One research by a team of psychologists concludes, “It seems likely that fear arousal may have inhibiting as well as facilitating effects on assimilation of protection motivation and can lead to avoidant coping.” A fear tactic can work as long as people feel they can do something about it, but if they feel it’s beyond their control, they can deny the threat and behave against their own interest.

In the same Pew survey, take a look at how people of different educational levels responded. 35% of people who have high school degrees or less felt the virus posed a major risk to their health, whereas only 19% of college graduates did. We know from research that educational level correlates to healthy behavior.

This survey result for the educational level is consistent with the theory that people do not necessarily respond to fear appropriately. It is unlikely that those with a high school diploma or less took more precautions than college graduates did.

But still, psychology is a soft science; we cannot answer these questions definitively. My point here isn’t that Kendi is wrong, but that he could be wrong. If so, calling those community leaders “ignorant” can have grave consequences. Next time, they might not urge their communities.

Now, let’s think about other consequences if Kendi is wrong.
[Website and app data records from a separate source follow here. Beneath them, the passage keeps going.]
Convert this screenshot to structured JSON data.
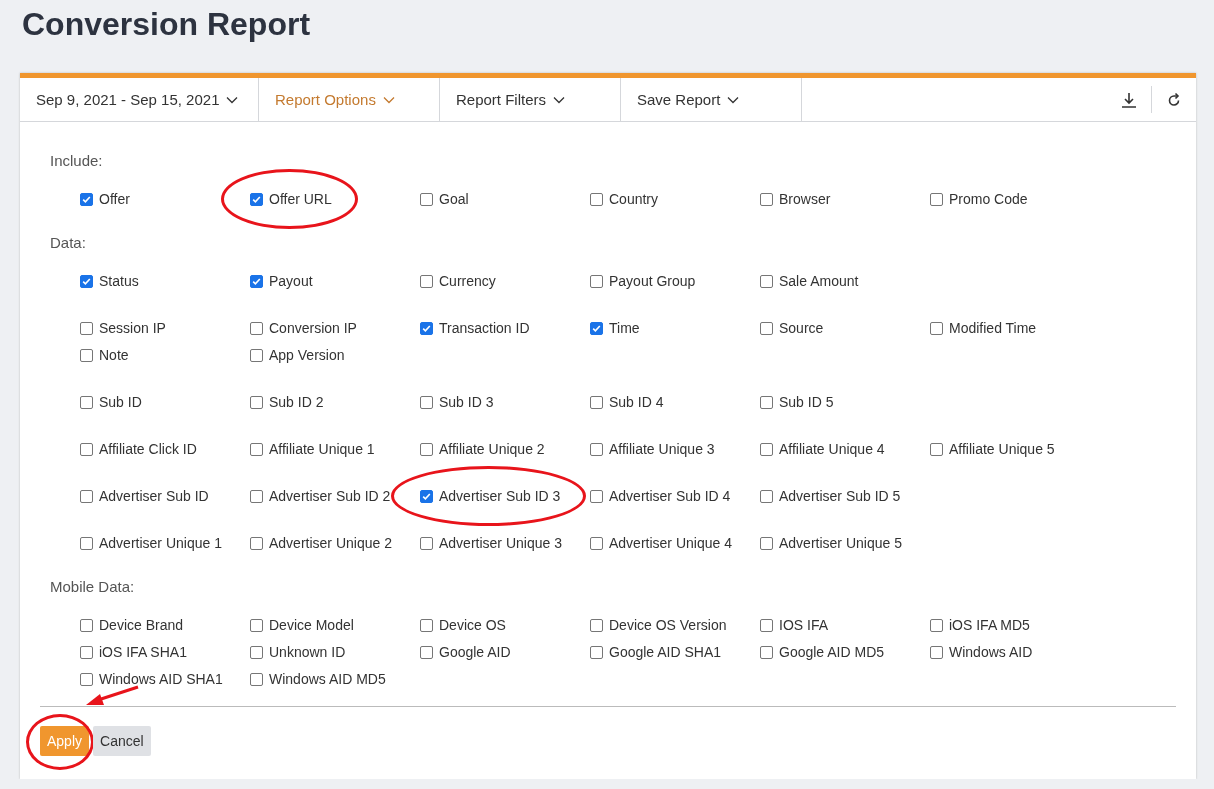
{
  "title": "Conversion Report",
  "toolbar": {
    "menus": [
      {
        "label": "Sep 9, 2021 - Sep 15, 2021",
        "selected": false
      },
      {
        "label": "Report Options",
        "selected": true
      },
      {
        "label": "Report Filters",
        "selected": false
      },
      {
        "label": "Save Report",
        "selected": false
      }
    ]
  },
  "sections": [
    {
      "label": "Include:",
      "groups": [
        [
          {
            "label": "Offer",
            "checked": true,
            "highlighted": false
          },
          {
            "label": "Offer URL",
            "checked": true,
            "highlighted": true
          },
          {
            "label": "Goal",
            "checked": false,
            "highlighted": false
          },
          {
            "label": "Country",
            "checked": false,
            "highlighted": false
          },
          {
            "label": "Browser",
            "checked": false,
            "highlighted": false
          },
          {
            "label": "Promo Code",
            "checked": false,
            "highlighted": false
          }
        ]
      ]
    },
    {
      "label": "Data:",
      "groups": [
        [
          {
            "label": "Status",
            "checked": true,
            "highlighted": false
          },
          {
            "label": "Payout",
            "checked": true,
            "highlighted": false
          },
          {
            "label": "Currency",
            "checked": false,
            "highlighted": false
          },
          {
            "label": "Payout Group",
            "checked": false,
            "highlighted": false
          },
          {
            "label": "Sale Amount",
            "checked": false,
            "highlighted": false
          }
        ],
        [
          {
            "label": "Session IP",
            "checked": false,
            "highlighted": false
          },
          {
            "label": "Conversion IP",
            "checked": false,
            "highlighted": false
          },
          {
            "label": "Transaction ID",
            "checked": true,
            "highlighted": false
          },
          {
            "label": "Time",
            "checked": true,
            "highlighted": false
          },
          {
            "label": "Source",
            "checked": false,
            "highlighted": false
          },
          {
            "label": "Modified Time",
            "checked": false,
            "highlighted": false
          },
          {
            "label": "Note",
            "checked": false,
            "highlighted": false
          },
          {
            "label": "App Version",
            "checked": false,
            "highlighted": false
          }
        ],
        [
          {
            "label": "Sub ID",
            "checked": false,
            "highlighted": false
          },
          {
            "label": "Sub ID 2",
            "checked": false,
            "highlighted": false
          },
          {
            "label": "Sub ID 3",
            "checked": false,
            "highlighted": false
          },
          {
            "label": "Sub ID 4",
            "checked": false,
            "highlighted": false
          },
          {
            "label": "Sub ID 5",
            "checked": false,
            "highlighted": false
          }
        ],
        [
          {
            "label": "Affiliate Click ID",
            "checked": false,
            "highlighted": false
          },
          {
            "label": "Affiliate Unique 1",
            "checked": false,
            "highlighted": false
          },
          {
            "label": "Affiliate Unique 2",
            "checked": false,
            "highlighted": false
          },
          {
            "label": "Affiliate Unique 3",
            "checked": false,
            "highlighted": false
          },
          {
            "label": "Affiliate Unique 4",
            "checked": false,
            "highlighted": false
          },
          {
            "label": "Affiliate Unique 5",
            "checked": false,
            "highlighted": false
          }
        ],
        [
          {
            "label": "Advertiser Sub ID",
            "checked": false,
            "highlighted": false
          },
          {
            "label": "Advertiser Sub ID 2",
            "checked": false,
            "highlighted": false
          },
          {
            "label": "Advertiser Sub ID 3",
            "checked": true,
            "highlighted": true
          },
          {
            "label": "Advertiser Sub ID 4",
            "checked": false,
            "highlighted": false
          },
          {
            "label": "Advertiser Sub ID 5",
            "checked": false,
            "highlighted": false
          }
        ],
        [
          {
            "label": "Advertiser Unique 1",
            "checked": false,
            "highlighted": false
          },
          {
            "label": "Advertiser Unique 2",
            "checked": false,
            "highlighted": false
          },
          {
            "label": "Advertiser Unique 3",
            "checked": false,
            "highlighted": false
          },
          {
            "label": "Advertiser Unique 4",
            "checked": false,
            "highlighted": false
          },
          {
            "label": "Advertiser Unique 5",
            "checked": false,
            "highlighted": false
          }
        ]
      ]
    },
    {
      "label": "Mobile Data:",
      "groups": [
        [
          {
            "label": "Device Brand",
            "checked": false,
            "highlighted": false
          },
          {
            "label": "Device Model",
            "checked": false,
            "highlighted": false
          },
          {
            "label": "Device OS",
            "checked": false,
            "highlighted": false
          },
          {
            "label": "Device OS Version",
            "checked": false,
            "highlighted": false
          },
          {
            "label": "IOS IFA",
            "checked": false,
            "highlighted": false
          },
          {
            "label": "iOS IFA MD5",
            "checked": false,
            "highlighted": false
          },
          {
            "label": "iOS IFA SHA1",
            "checked": false,
            "highlighted": false
          },
          {
            "label": "Unknown ID",
            "checked": false,
            "highlighted": false
          },
          {
            "label": "Google AID",
            "checked": false,
            "highlighted": false
          },
          {
            "label": "Google AID SHA1",
            "checked": false,
            "highlighted": false
          },
          {
            "label": "Google AID MD5",
            "checked": false,
            "highlighted": false
          },
          {
            "label": "Windows AID",
            "checked": false,
            "highlighted": false
          },
          {
            "label": "Windows AID SHA1",
            "checked": false,
            "highlighted": false
          },
          {
            "label": "Windows AID MD5",
            "checked": false,
            "highlighted": false
          }
        ]
      ]
    }
  ],
  "buttons": [
    {
      "label": "Apply",
      "kind": "primary",
      "highlighted": true
    },
    {
      "label": "Cancel",
      "kind": "secondary",
      "highlighted": false
    }
  ]
}
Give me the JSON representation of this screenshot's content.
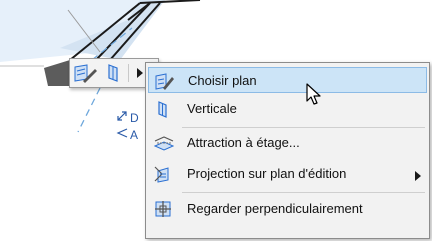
{
  "pet_palette": {
    "buttons": [
      {
        "icon": "choose-plane-icon"
      },
      {
        "icon": "vertical-icon"
      },
      {
        "icon": "submenu-arrow-icon"
      }
    ]
  },
  "background_hints": [
    {
      "icon": "resize-arrow-icon",
      "text": "D"
    },
    {
      "icon": "angle-icon",
      "text": "A"
    }
  ],
  "menu": {
    "items": [
      {
        "label": "Choisir plan",
        "icon": "choose-plane-icon",
        "highlighted": true
      },
      {
        "label": "Verticale",
        "icon": "vertical-plane-icon"
      },
      {
        "label": "Attraction à étage...",
        "icon": "story-snap-icon"
      },
      {
        "label": "Projection sur plan d'édition",
        "icon": "projection-icon",
        "has_submenu": true
      },
      {
        "label": "Regarder perpendiculairement",
        "icon": "look-perpendicular-icon"
      }
    ]
  },
  "colors": {
    "highlight_bg": "#cce4f7",
    "highlight_border": "#8cbbe6",
    "menu_bg": "#f2f2f2",
    "icon_blue": "#2a6fd1"
  }
}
If black people did indeed take more precautions than white people did, for the second wave, or for another pandemic, what would be the point of trying harder? They would likely feel the situation to be hopeless, and would not modify their behavior as they feel powerless, which can cause countless, unnecessary deaths. And, the Pew survey would once again show the same result.

What if his conclusion is wrong and the other community leaders were right? That is, let’s say, hypothetically (not saying this is what happened), black people did not take the social distancing measures seriously. It would mean that they can learn from this pandemic and take them seriously next time. If they know that they didn’t take them seriously, they would feel confident that they can do better next time. However, if they were to become convinced of Kendi’s narrative, they would feel helpless because they’ve already tried better than any other racial group.
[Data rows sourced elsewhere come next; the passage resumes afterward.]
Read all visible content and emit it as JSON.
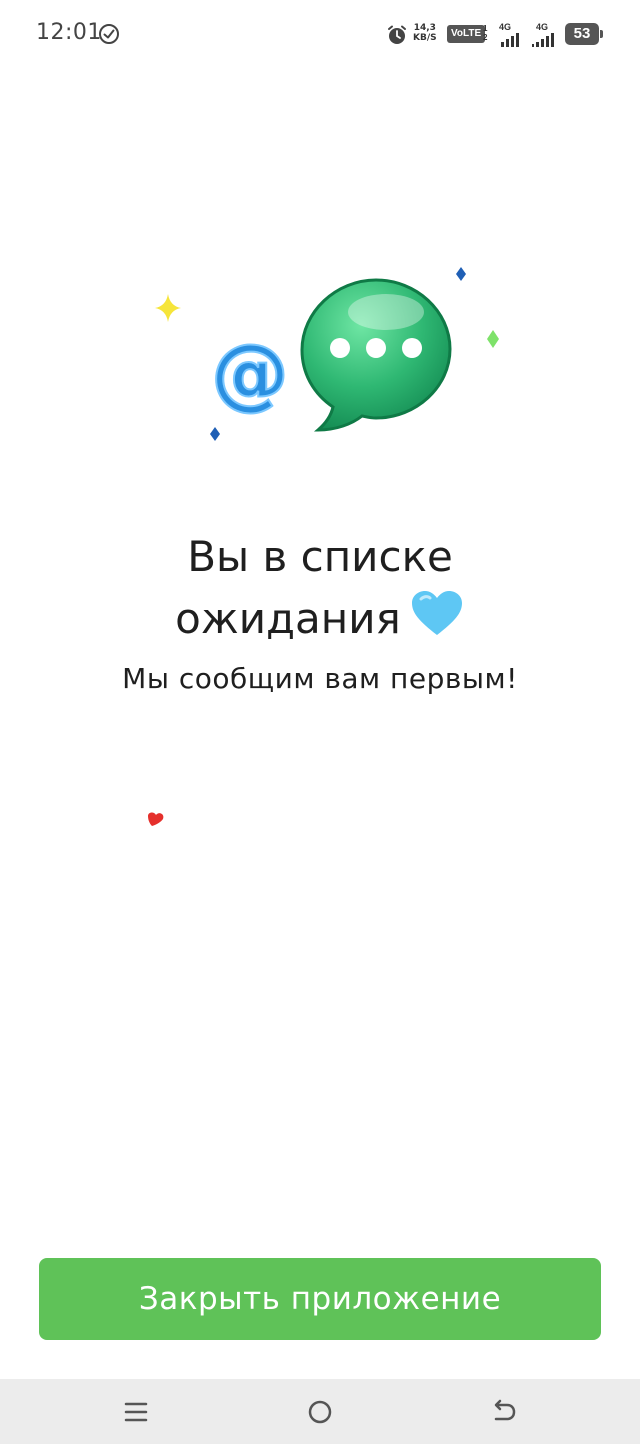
{
  "status_bar": {
    "time": "12:01",
    "net_speed_value": "14,3",
    "net_speed_unit": "KB/S",
    "volte": "VoLTE",
    "sim_1": "1",
    "sim_2": "2",
    "network_1": "4G",
    "network_2": "4G",
    "battery": "53",
    "icons": [
      "check-circle-icon",
      "alarm-icon",
      "signal-icon",
      "signal-icon",
      "battery-icon"
    ]
  },
  "waitlist": {
    "title_line1": "Вы в списке",
    "title_line2": "ожидания",
    "title_emoji": "light-blue-heart-icon",
    "subtitle": "Мы сообщим вам первым!"
  },
  "actions": {
    "close_label": "Закрыть приложение"
  },
  "nav_bar": {
    "icons": [
      "menu-icon",
      "home-icon",
      "back-icon"
    ]
  },
  "colors": {
    "button": "#5fc258",
    "bubble": "#2fb873",
    "at_sign": "#2a8fe0",
    "heart": "#5ec7f4"
  }
}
If the reason black people did not heed the warning is that they felt hopless, it could mean that this is also a result of systemic racism in America. If the government, police, and healthcare system have persistently treated black people unfairly, it is only natural that they feel they have no control over the threat of the virus. It would make sense that they had to deny the threat in order to cope with their anxiety. What if this narrative is closer to the truth? I think you can see the danger of Kendi’s accusation.
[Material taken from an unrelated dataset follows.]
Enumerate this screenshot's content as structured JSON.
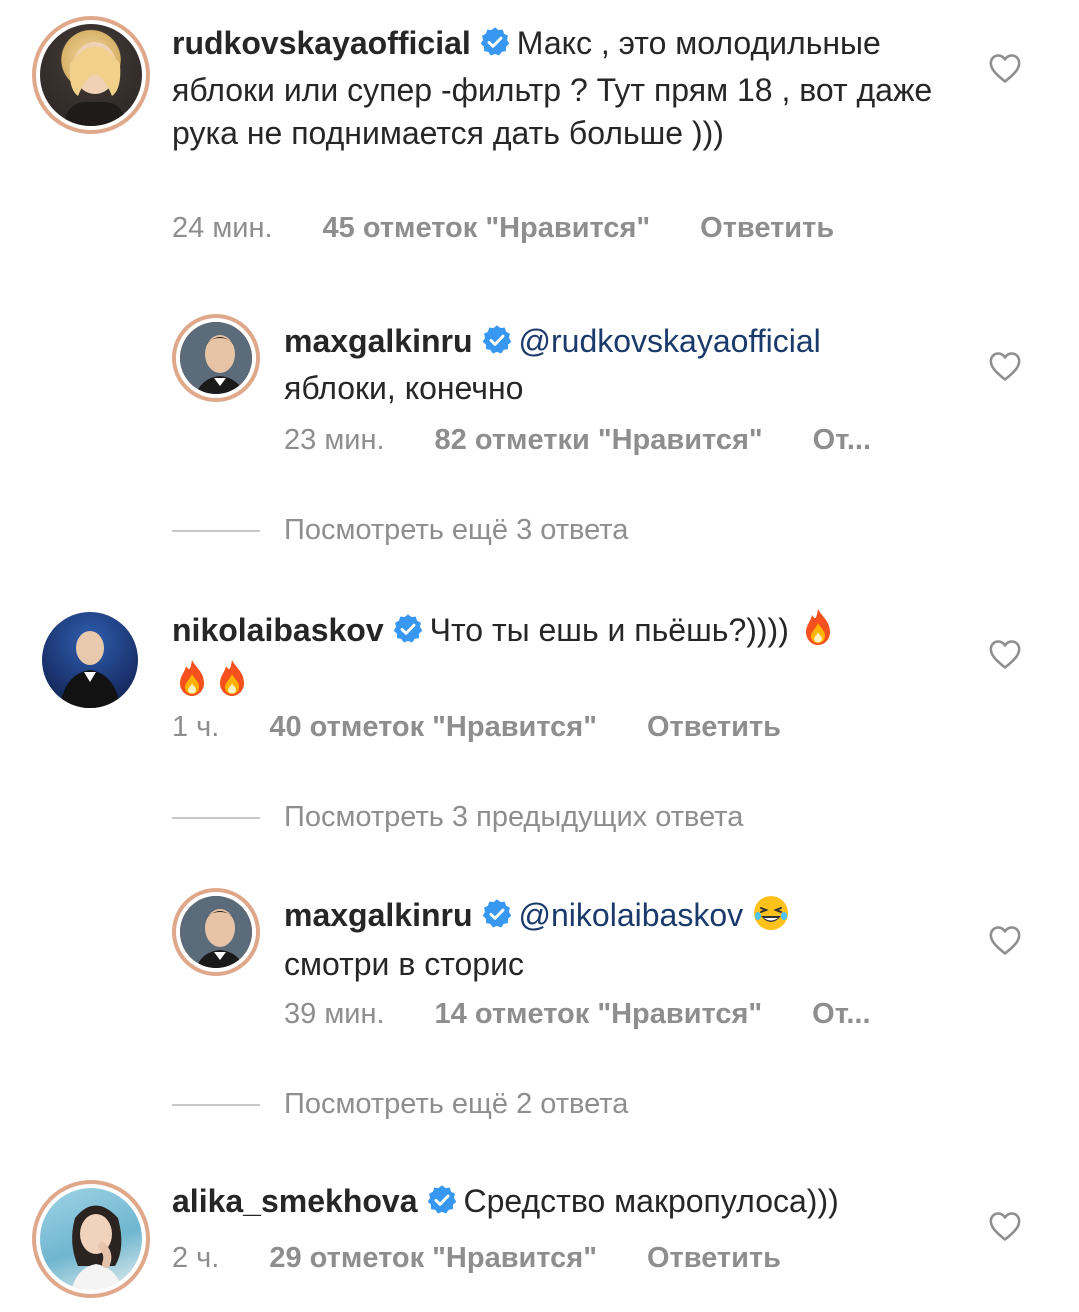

Different communities within the US had different reasons they responded to the threat of the virus. In New York City, Staten Island has the highest infection rate despite being the most spacious borough (in the same amount of space where Brooklyn has five people living, Staten Island only has one) and whitest (77.6% white). And, my analysis of Google’s mobile phone data shows that Staten Island performed the worst in adhering to the social distancing measure. Is that “blaming” white people? No, because Manhattan performed the best, and it too is dominantly white. Likewise, the ratios of infections and deaths for blacks are proportionate to the general population in Minnesota despite it being one of the worst states for racial inequality. The death rate in Florida is proportionate too. If the differences were caused by biological factors, we would expect the disproportionate rates to be consistent across all states. Not all black communities were the same.

There is a reasonable theory that it was harder for Italians to adopt social distancing measures because they tend to express their affection physically. Is that “blaming” Italians?

It’s easier for Japanese because there is no custom of hugging or shaking hands. Does that mean they are superior for not hugging or shaking hands?

Just because different communities reacted to the threat differently, doesn’t mean they did anything right or wrong. Scaring people with the accusation of racism would suppress open discussions of what would allow us to improve our social distancing measures, which can lead to unnecessary loss of lives. Let’s not jump to conclusions just because something feels or sounds racist.